* _Task goal_: What lines in the entries hold the string "disabled"? List them.

(Dataset content)

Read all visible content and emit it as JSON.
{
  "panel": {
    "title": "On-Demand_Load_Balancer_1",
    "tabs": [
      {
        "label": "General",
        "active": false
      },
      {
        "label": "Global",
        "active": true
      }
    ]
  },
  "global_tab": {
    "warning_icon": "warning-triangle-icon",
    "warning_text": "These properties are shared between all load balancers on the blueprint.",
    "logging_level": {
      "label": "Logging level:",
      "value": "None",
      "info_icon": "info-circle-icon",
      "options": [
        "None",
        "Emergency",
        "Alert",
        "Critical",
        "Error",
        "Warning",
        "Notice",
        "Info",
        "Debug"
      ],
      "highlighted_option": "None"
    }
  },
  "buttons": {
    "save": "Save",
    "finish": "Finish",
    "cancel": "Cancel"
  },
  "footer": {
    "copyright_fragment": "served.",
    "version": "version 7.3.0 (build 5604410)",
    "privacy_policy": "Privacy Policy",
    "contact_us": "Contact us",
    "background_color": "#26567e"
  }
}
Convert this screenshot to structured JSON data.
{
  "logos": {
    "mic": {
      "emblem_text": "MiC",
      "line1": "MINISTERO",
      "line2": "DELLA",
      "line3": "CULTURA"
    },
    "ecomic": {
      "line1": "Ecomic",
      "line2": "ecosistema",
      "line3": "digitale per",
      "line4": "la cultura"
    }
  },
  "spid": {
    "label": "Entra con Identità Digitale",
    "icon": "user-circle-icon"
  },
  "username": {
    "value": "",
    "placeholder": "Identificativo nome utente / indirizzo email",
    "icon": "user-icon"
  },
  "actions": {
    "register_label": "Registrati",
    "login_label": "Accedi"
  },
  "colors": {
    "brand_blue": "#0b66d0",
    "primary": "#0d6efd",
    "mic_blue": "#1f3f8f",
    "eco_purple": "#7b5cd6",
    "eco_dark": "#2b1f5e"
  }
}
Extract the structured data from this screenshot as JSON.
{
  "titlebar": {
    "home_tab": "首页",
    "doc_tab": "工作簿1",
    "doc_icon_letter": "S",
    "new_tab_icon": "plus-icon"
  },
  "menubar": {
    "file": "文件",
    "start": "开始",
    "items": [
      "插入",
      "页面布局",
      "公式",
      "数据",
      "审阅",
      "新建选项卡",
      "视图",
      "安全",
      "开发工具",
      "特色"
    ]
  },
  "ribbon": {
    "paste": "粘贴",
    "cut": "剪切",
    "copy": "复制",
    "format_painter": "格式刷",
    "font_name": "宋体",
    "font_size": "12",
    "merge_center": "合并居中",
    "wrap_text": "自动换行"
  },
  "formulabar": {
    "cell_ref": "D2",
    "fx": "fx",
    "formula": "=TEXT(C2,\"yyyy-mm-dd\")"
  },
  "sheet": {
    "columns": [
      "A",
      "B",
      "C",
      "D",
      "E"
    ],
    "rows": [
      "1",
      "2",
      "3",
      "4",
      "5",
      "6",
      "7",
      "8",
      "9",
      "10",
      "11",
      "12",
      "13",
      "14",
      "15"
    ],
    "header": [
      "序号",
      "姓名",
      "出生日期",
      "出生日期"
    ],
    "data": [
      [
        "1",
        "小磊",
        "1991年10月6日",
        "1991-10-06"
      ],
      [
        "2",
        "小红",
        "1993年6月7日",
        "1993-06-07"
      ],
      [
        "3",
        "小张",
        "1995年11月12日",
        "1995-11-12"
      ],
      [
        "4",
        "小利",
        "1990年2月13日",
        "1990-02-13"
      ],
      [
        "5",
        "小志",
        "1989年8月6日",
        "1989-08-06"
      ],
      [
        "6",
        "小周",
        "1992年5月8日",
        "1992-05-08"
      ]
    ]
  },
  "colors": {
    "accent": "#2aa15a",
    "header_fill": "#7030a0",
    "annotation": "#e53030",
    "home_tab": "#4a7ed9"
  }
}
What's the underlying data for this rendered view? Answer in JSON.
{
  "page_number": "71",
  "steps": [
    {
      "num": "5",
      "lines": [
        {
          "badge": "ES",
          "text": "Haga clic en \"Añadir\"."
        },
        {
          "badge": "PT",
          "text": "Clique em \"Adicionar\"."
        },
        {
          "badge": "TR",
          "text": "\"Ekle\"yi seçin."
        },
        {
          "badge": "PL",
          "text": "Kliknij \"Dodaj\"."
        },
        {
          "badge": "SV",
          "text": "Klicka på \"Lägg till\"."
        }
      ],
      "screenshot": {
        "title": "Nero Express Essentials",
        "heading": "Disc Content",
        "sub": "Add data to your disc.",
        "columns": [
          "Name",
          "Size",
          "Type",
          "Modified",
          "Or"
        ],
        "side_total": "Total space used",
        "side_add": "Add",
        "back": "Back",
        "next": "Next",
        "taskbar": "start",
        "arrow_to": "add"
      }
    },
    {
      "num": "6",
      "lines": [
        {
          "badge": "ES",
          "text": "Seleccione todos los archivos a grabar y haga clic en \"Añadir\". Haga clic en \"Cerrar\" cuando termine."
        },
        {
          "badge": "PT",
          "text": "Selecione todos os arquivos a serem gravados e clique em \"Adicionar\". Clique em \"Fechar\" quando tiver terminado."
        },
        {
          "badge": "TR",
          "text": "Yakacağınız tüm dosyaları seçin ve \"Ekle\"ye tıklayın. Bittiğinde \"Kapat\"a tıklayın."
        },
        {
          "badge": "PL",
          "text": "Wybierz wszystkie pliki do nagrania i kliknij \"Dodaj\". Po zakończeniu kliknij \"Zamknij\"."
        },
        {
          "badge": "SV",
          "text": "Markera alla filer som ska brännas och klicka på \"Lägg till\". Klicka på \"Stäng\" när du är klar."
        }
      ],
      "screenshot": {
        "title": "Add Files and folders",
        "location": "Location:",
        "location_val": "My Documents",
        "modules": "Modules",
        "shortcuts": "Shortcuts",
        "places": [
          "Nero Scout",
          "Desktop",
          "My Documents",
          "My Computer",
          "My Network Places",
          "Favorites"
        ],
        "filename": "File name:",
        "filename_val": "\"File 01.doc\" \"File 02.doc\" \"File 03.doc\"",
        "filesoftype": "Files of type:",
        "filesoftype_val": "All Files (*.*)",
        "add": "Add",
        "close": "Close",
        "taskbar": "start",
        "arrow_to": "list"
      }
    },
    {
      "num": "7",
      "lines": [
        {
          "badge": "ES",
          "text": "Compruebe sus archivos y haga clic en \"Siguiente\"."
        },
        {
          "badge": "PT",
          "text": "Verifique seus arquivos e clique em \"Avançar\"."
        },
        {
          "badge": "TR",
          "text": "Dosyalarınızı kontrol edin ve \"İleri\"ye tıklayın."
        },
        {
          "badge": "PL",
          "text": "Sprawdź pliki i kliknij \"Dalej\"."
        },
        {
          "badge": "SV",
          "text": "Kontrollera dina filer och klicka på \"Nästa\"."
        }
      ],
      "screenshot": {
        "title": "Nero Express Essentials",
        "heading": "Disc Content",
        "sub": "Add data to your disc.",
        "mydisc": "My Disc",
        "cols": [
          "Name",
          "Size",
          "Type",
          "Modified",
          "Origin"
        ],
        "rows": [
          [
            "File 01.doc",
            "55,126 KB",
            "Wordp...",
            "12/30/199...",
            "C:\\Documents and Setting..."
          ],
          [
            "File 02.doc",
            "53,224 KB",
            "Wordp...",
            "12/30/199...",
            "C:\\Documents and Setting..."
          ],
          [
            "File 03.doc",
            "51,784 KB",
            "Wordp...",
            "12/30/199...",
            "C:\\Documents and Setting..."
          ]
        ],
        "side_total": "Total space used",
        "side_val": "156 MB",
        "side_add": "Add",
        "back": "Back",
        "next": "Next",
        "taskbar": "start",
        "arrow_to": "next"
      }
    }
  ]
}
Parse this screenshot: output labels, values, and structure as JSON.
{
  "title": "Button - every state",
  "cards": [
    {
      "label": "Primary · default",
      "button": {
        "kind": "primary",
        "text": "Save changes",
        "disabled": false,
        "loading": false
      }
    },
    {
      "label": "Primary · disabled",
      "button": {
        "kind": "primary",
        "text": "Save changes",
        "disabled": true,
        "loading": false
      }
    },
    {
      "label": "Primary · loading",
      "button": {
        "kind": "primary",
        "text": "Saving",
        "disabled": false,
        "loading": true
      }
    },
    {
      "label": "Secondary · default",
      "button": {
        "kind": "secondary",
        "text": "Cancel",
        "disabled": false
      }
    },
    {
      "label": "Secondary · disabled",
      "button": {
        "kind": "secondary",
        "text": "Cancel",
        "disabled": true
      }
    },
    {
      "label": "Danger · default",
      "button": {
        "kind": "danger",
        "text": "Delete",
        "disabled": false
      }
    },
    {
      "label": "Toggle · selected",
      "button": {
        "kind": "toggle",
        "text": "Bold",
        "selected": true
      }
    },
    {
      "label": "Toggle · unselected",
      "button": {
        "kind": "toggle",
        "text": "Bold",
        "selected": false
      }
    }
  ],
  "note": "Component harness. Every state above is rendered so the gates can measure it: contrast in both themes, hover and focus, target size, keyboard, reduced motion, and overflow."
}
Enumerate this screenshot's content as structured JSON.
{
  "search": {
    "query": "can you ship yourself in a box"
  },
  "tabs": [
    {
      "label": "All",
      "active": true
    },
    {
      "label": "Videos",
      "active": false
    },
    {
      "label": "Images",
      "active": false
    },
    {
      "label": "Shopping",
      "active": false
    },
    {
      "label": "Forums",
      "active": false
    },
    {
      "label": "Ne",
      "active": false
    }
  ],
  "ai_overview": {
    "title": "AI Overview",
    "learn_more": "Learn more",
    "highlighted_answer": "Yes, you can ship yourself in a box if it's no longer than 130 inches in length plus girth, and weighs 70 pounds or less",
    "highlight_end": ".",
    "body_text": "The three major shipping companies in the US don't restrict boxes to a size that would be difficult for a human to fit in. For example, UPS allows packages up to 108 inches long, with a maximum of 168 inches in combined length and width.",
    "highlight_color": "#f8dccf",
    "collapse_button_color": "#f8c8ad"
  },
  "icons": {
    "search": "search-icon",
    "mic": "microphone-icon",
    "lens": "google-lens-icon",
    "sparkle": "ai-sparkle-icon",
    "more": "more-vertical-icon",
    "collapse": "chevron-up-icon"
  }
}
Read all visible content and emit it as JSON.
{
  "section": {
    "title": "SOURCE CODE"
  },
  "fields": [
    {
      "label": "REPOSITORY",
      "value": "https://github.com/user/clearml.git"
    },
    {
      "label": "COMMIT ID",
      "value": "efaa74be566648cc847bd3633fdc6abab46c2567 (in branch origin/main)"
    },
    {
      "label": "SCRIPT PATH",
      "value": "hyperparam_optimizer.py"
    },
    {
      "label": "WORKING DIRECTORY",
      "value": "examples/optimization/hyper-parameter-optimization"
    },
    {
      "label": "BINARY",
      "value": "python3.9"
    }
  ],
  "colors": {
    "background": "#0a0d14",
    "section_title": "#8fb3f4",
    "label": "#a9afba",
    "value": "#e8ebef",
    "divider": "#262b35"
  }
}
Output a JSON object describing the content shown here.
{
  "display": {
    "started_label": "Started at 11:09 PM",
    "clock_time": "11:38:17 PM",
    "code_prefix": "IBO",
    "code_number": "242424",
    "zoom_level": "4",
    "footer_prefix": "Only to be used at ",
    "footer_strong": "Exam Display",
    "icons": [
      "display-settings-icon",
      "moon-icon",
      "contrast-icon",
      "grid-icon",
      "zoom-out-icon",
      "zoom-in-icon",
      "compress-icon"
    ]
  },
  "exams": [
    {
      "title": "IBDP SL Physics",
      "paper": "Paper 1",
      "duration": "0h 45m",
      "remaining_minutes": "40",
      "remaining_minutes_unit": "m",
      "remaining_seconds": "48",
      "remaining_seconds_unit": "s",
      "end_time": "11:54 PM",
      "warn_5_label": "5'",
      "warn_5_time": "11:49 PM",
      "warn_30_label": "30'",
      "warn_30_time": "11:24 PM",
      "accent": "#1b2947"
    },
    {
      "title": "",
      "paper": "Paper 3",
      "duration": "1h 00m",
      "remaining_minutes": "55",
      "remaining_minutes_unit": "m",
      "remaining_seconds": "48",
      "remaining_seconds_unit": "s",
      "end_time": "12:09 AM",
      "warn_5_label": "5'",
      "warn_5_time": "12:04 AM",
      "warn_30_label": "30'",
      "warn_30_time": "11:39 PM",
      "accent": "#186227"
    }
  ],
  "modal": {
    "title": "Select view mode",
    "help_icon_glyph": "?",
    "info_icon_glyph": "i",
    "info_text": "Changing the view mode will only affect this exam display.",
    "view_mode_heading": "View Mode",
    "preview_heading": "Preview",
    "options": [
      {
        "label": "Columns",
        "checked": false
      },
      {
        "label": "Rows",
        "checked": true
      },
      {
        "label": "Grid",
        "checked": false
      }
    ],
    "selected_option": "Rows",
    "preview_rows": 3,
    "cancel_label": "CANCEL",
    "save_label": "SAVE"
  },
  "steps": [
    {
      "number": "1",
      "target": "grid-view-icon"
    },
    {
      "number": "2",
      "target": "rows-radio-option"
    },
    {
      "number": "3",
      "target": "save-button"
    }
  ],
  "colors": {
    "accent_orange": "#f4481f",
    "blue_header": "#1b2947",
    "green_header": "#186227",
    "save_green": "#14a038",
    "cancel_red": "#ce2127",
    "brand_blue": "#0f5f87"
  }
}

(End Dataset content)

* _Final answer_:
        "disabled": false,
      "label": "Primary · disabled",
        "disabled": true,
        "disabled": false,
        "disabled": false
      "label": "Secondary · disabled",
        "disabled": true
        "disabled": false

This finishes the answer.